RECORD EXTRACTS START

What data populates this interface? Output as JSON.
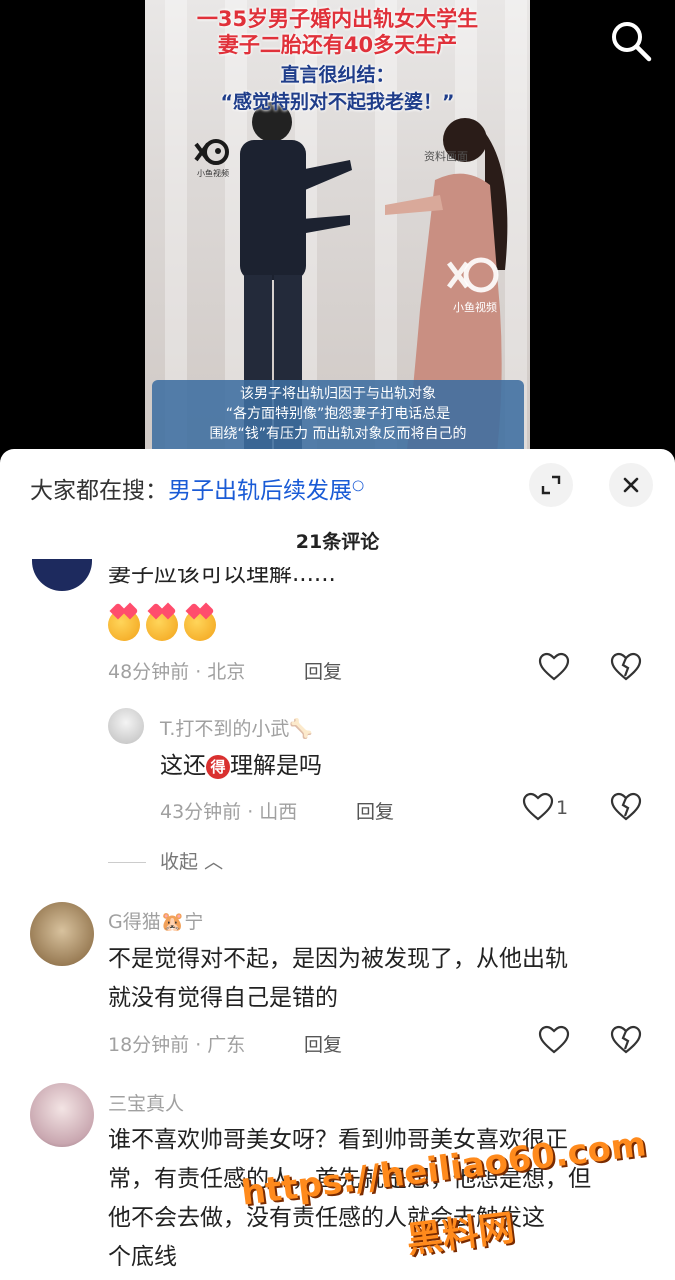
{
  "video": {
    "headline_line1": "一35岁男子婚内出轨女大学生",
    "headline_line2": "妻子二胎还有40多天生产",
    "headline_line3": "直言很纠结：",
    "headline_line4": "“感觉特别对不起我老婆！”",
    "logo_caption": "小鱼视频",
    "watermark_tag": "资料画面",
    "logo2_caption": "小鱼视频",
    "caption_line1": "该男子将出轨归因于与出轨对象",
    "caption_line2": "“各方面特别像”抱怨妻子打电话总是",
    "caption_line3": "围绕“钱”有压力 而出轨对象反而将自己的"
  },
  "panel": {
    "hot_search_prefix": "大家都在搜：",
    "hot_search_keyword": "男子出轨后续发展",
    "comment_count": "21条评论"
  },
  "comments": [
    {
      "text_partial": "妻子应该可以理解......",
      "time": "48分钟前 · 北京",
      "reply": "回复"
    },
    {
      "user": "T.打不到的小武",
      "text_before": "这还",
      "badge": "得",
      "text_after": "理解是吗",
      "time": "43分钟前 · 山西",
      "reply": "回复",
      "likes": "1"
    },
    {
      "collapse": "收起"
    },
    {
      "user": "G得猫",
      "user_suffix": "宁",
      "text_line1": "不是觉得对不起，是因为被发现了，从他出轨",
      "text_line2": "就没有觉得自己是错的",
      "time": "18分钟前 · 广东",
      "reply": "回复"
    },
    {
      "user": "三宝真人",
      "text_line1": "谁不喜欢帅哥美女呀？看到帅哥美女喜欢很正",
      "text_line2": "常，有责任感的人，首先就是想，他想是想，但",
      "text_line3": "他不会去做，没有责任感的人就会去触发这",
      "text_line4": "个底线"
    }
  ],
  "watermark": {
    "url": "https://heiliao60.com",
    "brand": "黑料网"
  }
}
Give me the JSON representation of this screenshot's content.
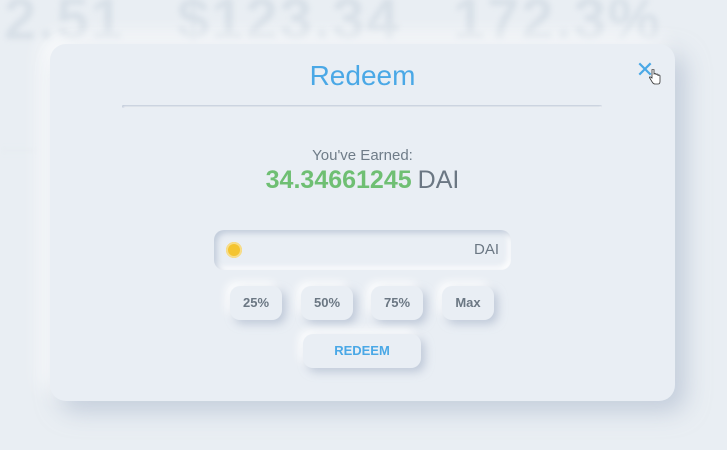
{
  "background": {
    "stats": [
      "2.51",
      "$123.34",
      "172.3%"
    ]
  },
  "modal": {
    "title": "Redeem",
    "close_icon": "close-icon",
    "earned_label": "You've Earned:",
    "earned_amount": "34.34661245",
    "earned_unit": "DAI",
    "input": {
      "value": "",
      "placeholder": "",
      "unit": "DAI",
      "token_icon": "dai-coin-icon"
    },
    "percent_buttons": [
      "25%",
      "50%",
      "75%",
      "Max"
    ],
    "redeem_label": "REDEEM"
  },
  "colors": {
    "accent": "#4aa8e6",
    "earned_green": "#6fbf73",
    "surface": "#e9eef4",
    "coin": "#f4c430"
  }
}
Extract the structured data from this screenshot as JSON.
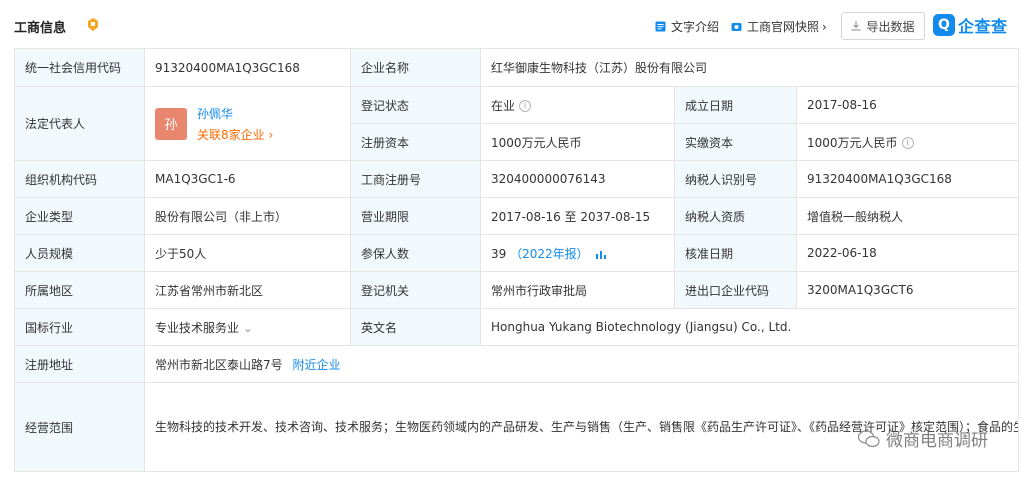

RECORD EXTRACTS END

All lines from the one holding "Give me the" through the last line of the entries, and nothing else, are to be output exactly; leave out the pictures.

§ TASK RESPONSE
Give me the JSON representation of this screenshot's content.
{
  "background": {
    "stats": [
      "2.51",
      "$123.34",
      "172.3%"
    ]
  },
  "modal": {
    "title": "Redeem",
    "close_icon": "close-icon",
    "earned_label": "You've Earned:",
    "earned_amount": "34.34661245",
    "earned_unit": "DAI",
    "input": {
      "value": "",
      "placeholder": "",
      "unit": "DAI",
      "token_icon": "dai-coin-icon"
    },
    "percent_buttons": [
      "25%",
      "50%",
      "75%",
      "Max"
    ],
    "redeem_label": "REDEEM"
  },
  "colors": {
    "accent": "#4aa8e6",
    "earned_green": "#6fbf73",
    "surface": "#e9eef4",
    "coin": "#f4c430"
  }
}
Extract the structured data from this screenshot as JSON.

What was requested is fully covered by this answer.